From there we return to Manitowoc to the Rahr Art Museum which is right next to the Sputnik memorial. It is housed in a lovely old mansion that belonged to the Rahr family.
They have a large collection of Boehm birds that is especially impressive. I never knew Boehm made porcelain birds of this magnitude. You might not be able to tell from the photo but this eagle mom is about 2′ tall.
The museum’s collection is small, eclectic and makes a nice way to spend an hour or so.
We return our rental car and walk through town to the Courthouse Pub where Jerry and I sample our first ever fried cheese curds. Blake has had them many times but declares these to rate high in comparison and we LOVE them!
We explore the Maritime Museum on the way back to the marina and learn about the subs that were manufactured here in Manitowoc (who knew!). They launched them here and piloted them down to Chicago where they were loaded onto barges and then floated down the Mississippi to be armed in New Orleans and deployed from there.
We get a very cool guided tour of the Cobia, a sub which wasn’t actually built here but which is a pretty good representation of what one of them would have been like.
The Maritime Museum’s collection includes a nice display of America’s Great Loop! We have covered over 5,000 miles of it now!
The next stop is Sheboygan, where we are all impressed with the effort that has gone into downtown revitalization.

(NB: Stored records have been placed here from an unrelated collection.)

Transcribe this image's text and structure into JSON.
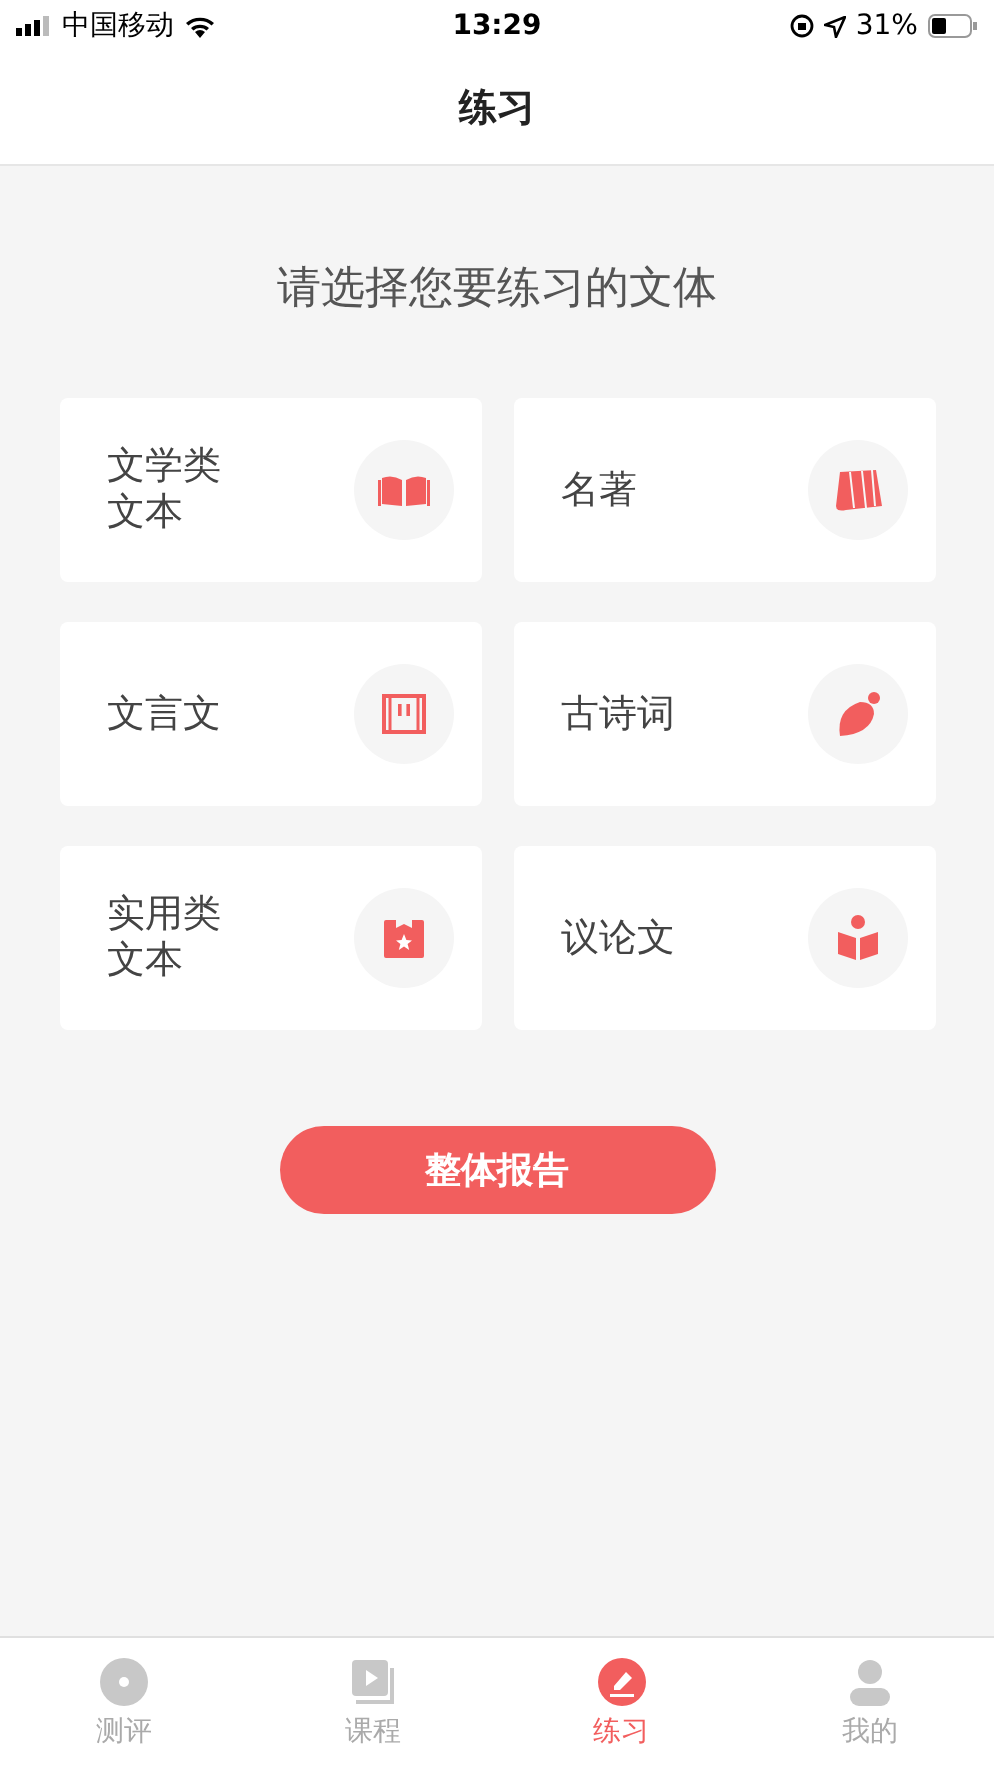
{
  "status_bar": {
    "carrier": "中国移动",
    "time": "13:29",
    "battery": "31%"
  },
  "nav": {
    "title": "练习"
  },
  "prompt": "请选择您要练习的文体",
  "cards": [
    {
      "label": "文学类文本",
      "kind": "book"
    },
    {
      "label": "名著",
      "kind": "map"
    },
    {
      "label": "文言文",
      "kind": "scroll"
    },
    {
      "label": "古诗词",
      "kind": "leaf"
    },
    {
      "label": "实用类文本",
      "kind": "badge"
    },
    {
      "label": "议论文",
      "kind": "reader"
    }
  ],
  "report_button": "整体报告",
  "tabs": [
    {
      "label": "测评",
      "kind": "disc",
      "selected": false
    },
    {
      "label": "课程",
      "kind": "video",
      "selected": false
    },
    {
      "label": "练习",
      "kind": "pencil",
      "selected": true
    },
    {
      "label": "我的",
      "kind": "person",
      "selected": false
    }
  ]
}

The marina is sheltered by a rock breakwater and the waterfront along the Sheboygan River is rimmed with brand new docks and new muti-family housing that is clean and modern. There are tons of bars, pubs and restaurants along the walkway and on 8th street which runs through the middles of town. They are gearing up for an Octoberfest in a park that has a nice bandstand.
That night we go to sleep laughing because as it gets dark about a hundred ducks have gathered in each of the fairways and we are tickled to listen to them quack back and forth, some seem happy and some definitely don’t!
We leave Sheboygan on a calm morning with the water of Lake Michigan as smooth as glass and once clear of the city, the coast is mostly sandy beach with pines. There are farms in the distance but not much developed area close to the water, which surprises us. We arrive in Port Washington, explore a little and get ready to hit Milwaukee to pick up Zack and then on to Chicago! As Zack says, “Good times are coming!” Hope Jerry and I can keep up with them!
HI there! I’ve been enjoying your blog, just found it a few weeks ago! I notice that you have decided to travel down the west side of lake Michigan, most of the other loopers I’ve read about have travelled via the east side.
What are your thoughts about which side to travel down?
We’re reading everyone’s blogs… hoping to take the loop trip sometime in the future!